Material provided ::

----

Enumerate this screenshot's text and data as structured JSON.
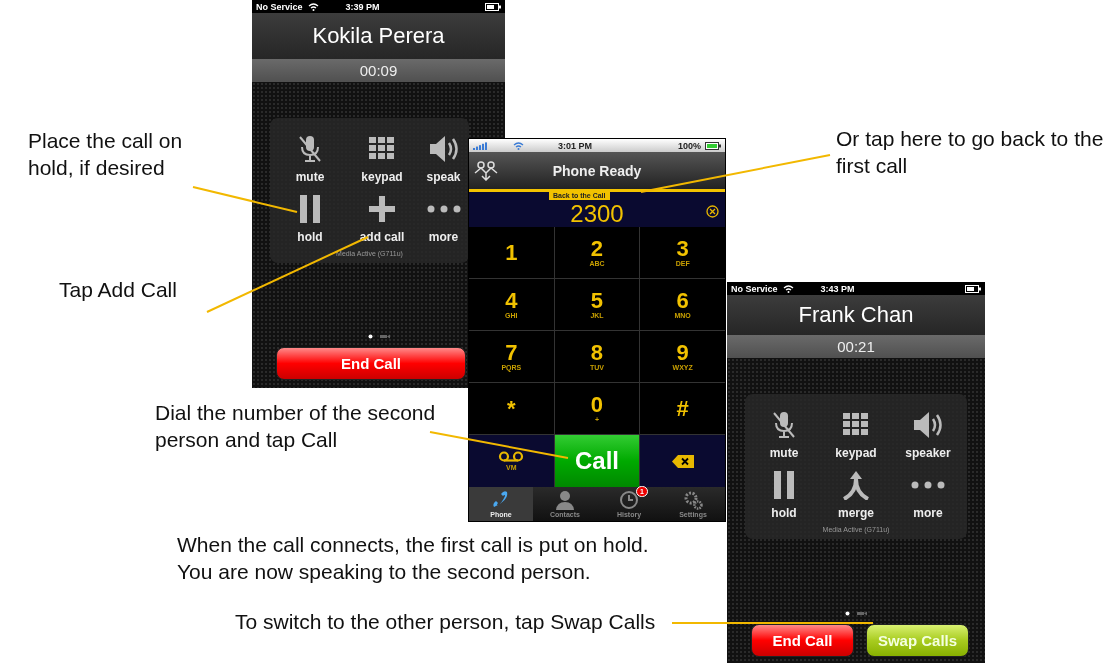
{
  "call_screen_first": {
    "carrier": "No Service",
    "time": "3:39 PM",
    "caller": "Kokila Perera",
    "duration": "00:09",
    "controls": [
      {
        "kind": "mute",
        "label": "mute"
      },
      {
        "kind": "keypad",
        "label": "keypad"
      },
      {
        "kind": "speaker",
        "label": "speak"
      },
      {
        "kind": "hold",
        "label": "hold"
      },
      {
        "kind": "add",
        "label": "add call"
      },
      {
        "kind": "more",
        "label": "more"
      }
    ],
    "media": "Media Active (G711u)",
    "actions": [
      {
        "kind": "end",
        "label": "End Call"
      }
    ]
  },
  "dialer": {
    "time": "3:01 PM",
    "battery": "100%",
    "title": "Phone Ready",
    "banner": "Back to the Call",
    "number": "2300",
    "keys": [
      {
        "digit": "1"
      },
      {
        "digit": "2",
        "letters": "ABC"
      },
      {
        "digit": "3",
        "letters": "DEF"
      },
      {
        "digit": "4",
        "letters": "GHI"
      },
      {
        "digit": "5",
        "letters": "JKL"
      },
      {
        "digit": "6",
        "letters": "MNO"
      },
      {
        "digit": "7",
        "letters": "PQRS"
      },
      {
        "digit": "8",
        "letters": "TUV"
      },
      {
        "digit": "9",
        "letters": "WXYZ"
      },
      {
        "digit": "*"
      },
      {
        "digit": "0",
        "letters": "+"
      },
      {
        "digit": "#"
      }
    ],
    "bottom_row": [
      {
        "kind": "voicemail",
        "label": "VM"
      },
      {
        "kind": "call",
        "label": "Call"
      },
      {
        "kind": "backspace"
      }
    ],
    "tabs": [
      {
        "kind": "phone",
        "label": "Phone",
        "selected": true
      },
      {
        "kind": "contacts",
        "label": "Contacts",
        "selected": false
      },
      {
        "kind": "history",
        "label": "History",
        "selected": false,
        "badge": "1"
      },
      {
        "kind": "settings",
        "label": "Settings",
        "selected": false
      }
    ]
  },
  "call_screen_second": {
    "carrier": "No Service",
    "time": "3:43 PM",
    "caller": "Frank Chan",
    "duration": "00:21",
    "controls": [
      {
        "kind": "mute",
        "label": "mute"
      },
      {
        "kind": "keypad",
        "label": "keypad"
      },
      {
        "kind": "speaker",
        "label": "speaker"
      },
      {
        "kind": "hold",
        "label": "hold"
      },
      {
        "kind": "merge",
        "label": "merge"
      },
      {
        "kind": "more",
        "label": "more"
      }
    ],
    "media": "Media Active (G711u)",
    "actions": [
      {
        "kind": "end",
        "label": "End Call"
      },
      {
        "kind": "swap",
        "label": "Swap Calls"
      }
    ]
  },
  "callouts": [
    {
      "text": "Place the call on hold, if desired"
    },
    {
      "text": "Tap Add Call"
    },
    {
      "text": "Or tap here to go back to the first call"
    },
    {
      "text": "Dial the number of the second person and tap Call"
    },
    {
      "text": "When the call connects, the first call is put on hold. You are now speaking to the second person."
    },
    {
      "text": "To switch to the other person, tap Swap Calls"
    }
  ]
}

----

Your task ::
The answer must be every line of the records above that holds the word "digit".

Exercise answer ::
        "digit": "1"
        "digit": "2",
        "digit": "3",
        "digit": "4",
        "digit": "5",
        "digit": "6",
        "digit": "7",
        "digit": "8",
        "digit": "9",
        "digit": "*"
        "digit": "0",
        "digit": "#"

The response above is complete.